Nomura plans $5.6 bn share sale, second post-Lehman

Nomura plans $5.6 bn share sale, second post-Lehman

Tokyo: Nomura Holdings said it would raise up to $5.6 billion in its second share sale since it bought the European and Asian operations of failed investment bank Lehman Brothers.

Japan’s largest brokerage said it would use the funds for investments and loans to its subsidiaries in Asia, Europe and the US as well as to meet expected regulatory changes amid a move globally to push banks to bolster their capital.

“In addition to strengthening our global business base, the capital raising is intended to respond to recent regulatory moves to tighten capital requirements for global financial institutions," said Nomura spokesman Kenji Yamashita.

Nomura, which raised 280 billion yen earlier this year in its first share offering in two decades, said in a filing notice to Japan’s financial regulator it would raise up to 511 billion yen in an offering of 400 million common shares overseas and an undisclosed number of shares in Japan.

The offering comes as the G-20 grouping of rich and developing countries pushes for stronger capital ratios for banks to avoid another financial crisis. In particular, the G20 wants global banks to build extra buffers in the form of common stock.

The leaders of the G-20 countries are meeting on Thursday and Friday in Pittsburgh.

Nomura’s offering, which would boost the number of its outstanding shares by about 30 percent, could signal another round of fundraising by Japanese banks, an analyst said.

“If this materialises, the size is a big surprise, and also the timing, as they have just completed a round of fundraising," said Masahiko Watanabe, a credit analyst at Fitch Ratings in Tokyo.

“If it is true that they want to use the capital to meet potential changes in global capital requirements, this could have an impact on other Japanese banks."

Nomura fell deep into the red in the past business year as it absorbed heavy costs for the Lehman acquisitions, and after it suffered big trading losses and exposure to losses in Iceland and from swindler Bernard Madoff.

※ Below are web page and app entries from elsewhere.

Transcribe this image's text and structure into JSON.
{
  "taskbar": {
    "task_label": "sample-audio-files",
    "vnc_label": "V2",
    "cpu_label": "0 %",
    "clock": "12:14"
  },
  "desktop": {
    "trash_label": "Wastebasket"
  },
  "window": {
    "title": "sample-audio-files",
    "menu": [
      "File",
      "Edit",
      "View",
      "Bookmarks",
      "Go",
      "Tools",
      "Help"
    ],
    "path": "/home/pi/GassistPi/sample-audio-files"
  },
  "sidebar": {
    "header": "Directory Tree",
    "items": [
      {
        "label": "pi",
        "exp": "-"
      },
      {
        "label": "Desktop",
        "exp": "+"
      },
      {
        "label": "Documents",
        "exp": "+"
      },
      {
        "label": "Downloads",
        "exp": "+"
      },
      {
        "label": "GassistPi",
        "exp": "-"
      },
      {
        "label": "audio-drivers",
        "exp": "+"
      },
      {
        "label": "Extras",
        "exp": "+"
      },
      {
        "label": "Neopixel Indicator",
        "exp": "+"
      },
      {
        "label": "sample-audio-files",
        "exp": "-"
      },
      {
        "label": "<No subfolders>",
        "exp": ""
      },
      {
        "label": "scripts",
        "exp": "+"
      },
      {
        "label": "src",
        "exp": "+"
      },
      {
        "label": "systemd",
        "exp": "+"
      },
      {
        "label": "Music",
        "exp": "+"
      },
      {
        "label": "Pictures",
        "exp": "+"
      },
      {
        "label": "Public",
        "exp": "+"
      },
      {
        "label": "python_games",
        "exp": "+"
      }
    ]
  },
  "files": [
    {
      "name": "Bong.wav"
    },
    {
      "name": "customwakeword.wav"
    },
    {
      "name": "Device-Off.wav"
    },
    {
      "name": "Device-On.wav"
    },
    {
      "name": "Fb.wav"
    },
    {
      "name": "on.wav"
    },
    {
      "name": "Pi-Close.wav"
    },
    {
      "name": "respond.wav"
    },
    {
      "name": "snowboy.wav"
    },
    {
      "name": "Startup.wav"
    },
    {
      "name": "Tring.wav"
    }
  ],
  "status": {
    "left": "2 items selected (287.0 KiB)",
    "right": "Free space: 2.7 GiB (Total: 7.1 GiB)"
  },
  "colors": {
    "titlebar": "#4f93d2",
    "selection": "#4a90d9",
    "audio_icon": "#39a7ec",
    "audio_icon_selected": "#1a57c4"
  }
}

Nomura only returned to profit in its most recently quarterly results for April-June, after six quarters of losses, as it started to benefit from its purchase of Lehman assets in Asia, Europe and the Middle East.